═════ Listed entries

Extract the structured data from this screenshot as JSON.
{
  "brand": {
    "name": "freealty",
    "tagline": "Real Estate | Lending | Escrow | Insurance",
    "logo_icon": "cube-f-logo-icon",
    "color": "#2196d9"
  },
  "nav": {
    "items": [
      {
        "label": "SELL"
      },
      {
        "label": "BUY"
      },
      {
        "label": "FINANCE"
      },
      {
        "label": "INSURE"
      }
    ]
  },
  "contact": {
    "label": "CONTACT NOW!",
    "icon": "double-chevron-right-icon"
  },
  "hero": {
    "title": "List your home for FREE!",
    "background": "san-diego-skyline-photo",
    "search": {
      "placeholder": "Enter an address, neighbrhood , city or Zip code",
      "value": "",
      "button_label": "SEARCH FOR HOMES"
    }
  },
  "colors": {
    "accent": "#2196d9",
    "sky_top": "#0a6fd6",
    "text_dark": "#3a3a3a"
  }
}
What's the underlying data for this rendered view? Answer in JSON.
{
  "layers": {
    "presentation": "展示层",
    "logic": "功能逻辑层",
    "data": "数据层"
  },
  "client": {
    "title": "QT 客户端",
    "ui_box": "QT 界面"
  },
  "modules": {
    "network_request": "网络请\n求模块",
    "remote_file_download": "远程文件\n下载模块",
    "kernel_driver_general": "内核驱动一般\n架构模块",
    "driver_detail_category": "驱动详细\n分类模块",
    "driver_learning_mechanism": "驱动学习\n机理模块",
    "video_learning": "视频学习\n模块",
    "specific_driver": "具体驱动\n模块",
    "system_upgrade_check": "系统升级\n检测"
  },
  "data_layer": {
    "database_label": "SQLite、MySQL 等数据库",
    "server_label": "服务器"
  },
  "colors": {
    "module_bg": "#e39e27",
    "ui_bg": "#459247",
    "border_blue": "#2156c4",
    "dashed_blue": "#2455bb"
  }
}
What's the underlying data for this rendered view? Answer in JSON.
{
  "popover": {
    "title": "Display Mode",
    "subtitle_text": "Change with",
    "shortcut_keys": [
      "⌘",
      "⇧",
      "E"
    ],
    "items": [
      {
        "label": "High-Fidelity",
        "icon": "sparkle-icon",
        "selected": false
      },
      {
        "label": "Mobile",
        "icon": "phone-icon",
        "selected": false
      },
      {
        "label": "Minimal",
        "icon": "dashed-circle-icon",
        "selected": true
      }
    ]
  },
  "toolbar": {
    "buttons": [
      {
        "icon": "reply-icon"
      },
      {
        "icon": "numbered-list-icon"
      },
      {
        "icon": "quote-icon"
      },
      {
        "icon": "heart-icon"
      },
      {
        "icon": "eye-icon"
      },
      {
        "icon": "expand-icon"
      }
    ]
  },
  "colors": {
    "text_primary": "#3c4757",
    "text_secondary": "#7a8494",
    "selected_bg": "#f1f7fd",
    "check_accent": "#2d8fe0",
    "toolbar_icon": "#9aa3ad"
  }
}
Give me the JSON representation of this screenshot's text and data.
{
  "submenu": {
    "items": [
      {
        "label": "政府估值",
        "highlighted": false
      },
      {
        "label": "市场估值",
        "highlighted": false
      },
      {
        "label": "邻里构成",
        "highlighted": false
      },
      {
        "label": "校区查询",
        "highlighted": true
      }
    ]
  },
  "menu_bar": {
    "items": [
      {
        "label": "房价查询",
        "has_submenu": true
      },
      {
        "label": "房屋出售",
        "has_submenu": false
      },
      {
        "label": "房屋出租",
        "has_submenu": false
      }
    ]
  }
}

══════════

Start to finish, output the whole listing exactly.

Extract the structured data from this screenshot as JSON.
{
  "brand": {
    "name": "freealty",
    "tagline": "Real Estate | Lending | Escrow | Insurance",
    "logo_icon": "cube-f-logo-icon",
    "color": "#2196d9"
  },
  "nav": {
    "items": [
      {
        "label": "SELL"
      },
      {
        "label": "BUY"
      },
      {
        "label": "FINANCE"
      },
      {
        "label": "INSURE"
      }
    ]
  },
  "contact": {
    "label": "CONTACT NOW!",
    "icon": "double-chevron-right-icon"
  },
  "hero": {
    "title": "List your home for FREE!",
    "background": "san-diego-skyline-photo",
    "search": {
      "placeholder": "Enter an address, neighbrhood , city or Zip code",
      "value": "",
      "button_label": "SEARCH FOR HOMES"
    }
  },
  "colors": {
    "accent": "#2196d9",
    "sky_top": "#0a6fd6",
    "text_dark": "#3a3a3a"
  }
}
What's the underlying data for this rendered view? Answer in JSON.
{
  "layers": {
    "presentation": "展示层",
    "logic": "功能逻辑层",
    "data": "数据层"
  },
  "client": {
    "title": "QT 客户端",
    "ui_box": "QT 界面"
  },
  "modules": {
    "network_request": "网络请\n求模块",
    "remote_file_download": "远程文件\n下载模块",
    "kernel_driver_general": "内核驱动一般\n架构模块",
    "driver_detail_category": "驱动详细\n分类模块",
    "driver_learning_mechanism": "驱动学习\n机理模块",
    "video_learning": "视频学习\n模块",
    "specific_driver": "具体驱动\n模块",
    "system_upgrade_check": "系统升级\n检测"
  },
  "data_layer": {
    "database_label": "SQLite、MySQL 等数据库",
    "server_label": "服务器"
  },
  "colors": {
    "module_bg": "#e39e27",
    "ui_bg": "#459247",
    "border_blue": "#2156c4",
    "dashed_blue": "#2455bb"
  }
}
What's the underlying data for this rendered view? Answer in JSON.
{
  "popover": {
    "title": "Display Mode",
    "subtitle_text": "Change with",
    "shortcut_keys": [
      "⌘",
      "⇧",
      "E"
    ],
    "items": [
      {
        "label": "High-Fidelity",
        "icon": "sparkle-icon",
        "selected": false
      },
      {
        "label": "Mobile",
        "icon": "phone-icon",
        "selected": false
      },
      {
        "label": "Minimal",
        "icon": "dashed-circle-icon",
        "selected": true
      }
    ]
  },
  "toolbar": {
    "buttons": [
      {
        "icon": "reply-icon"
      },
      {
        "icon": "numbered-list-icon"
      },
      {
        "icon": "quote-icon"
      },
      {
        "icon": "heart-icon"
      },
      {
        "icon": "eye-icon"
      },
      {
        "icon": "expand-icon"
      }
    ]
  },
  "colors": {
    "text_primary": "#3c4757",
    "text_secondary": "#7a8494",
    "selected_bg": "#f1f7fd",
    "check_accent": "#2d8fe0",
    "toolbar_icon": "#9aa3ad"
  }
}
Give me the JSON representation of this screenshot's text and data.
{
  "submenu": {
    "items": [
      {
        "label": "政府估值",
        "highlighted": false
      },
      {
        "label": "市场估值",
        "highlighted": false
      },
      {
        "label": "邻里构成",
        "highlighted": false
      },
      {
        "label": "校区查询",
        "highlighted": true
      }
    ]
  },
  "menu_bar": {
    "items": [
      {
        "label": "房价查询",
        "has_submenu": true
      },
      {
        "label": "房屋出售",
        "has_submenu": false
      },
      {
        "label": "房屋出租",
        "has_submenu": false
      }
    ]
  }
}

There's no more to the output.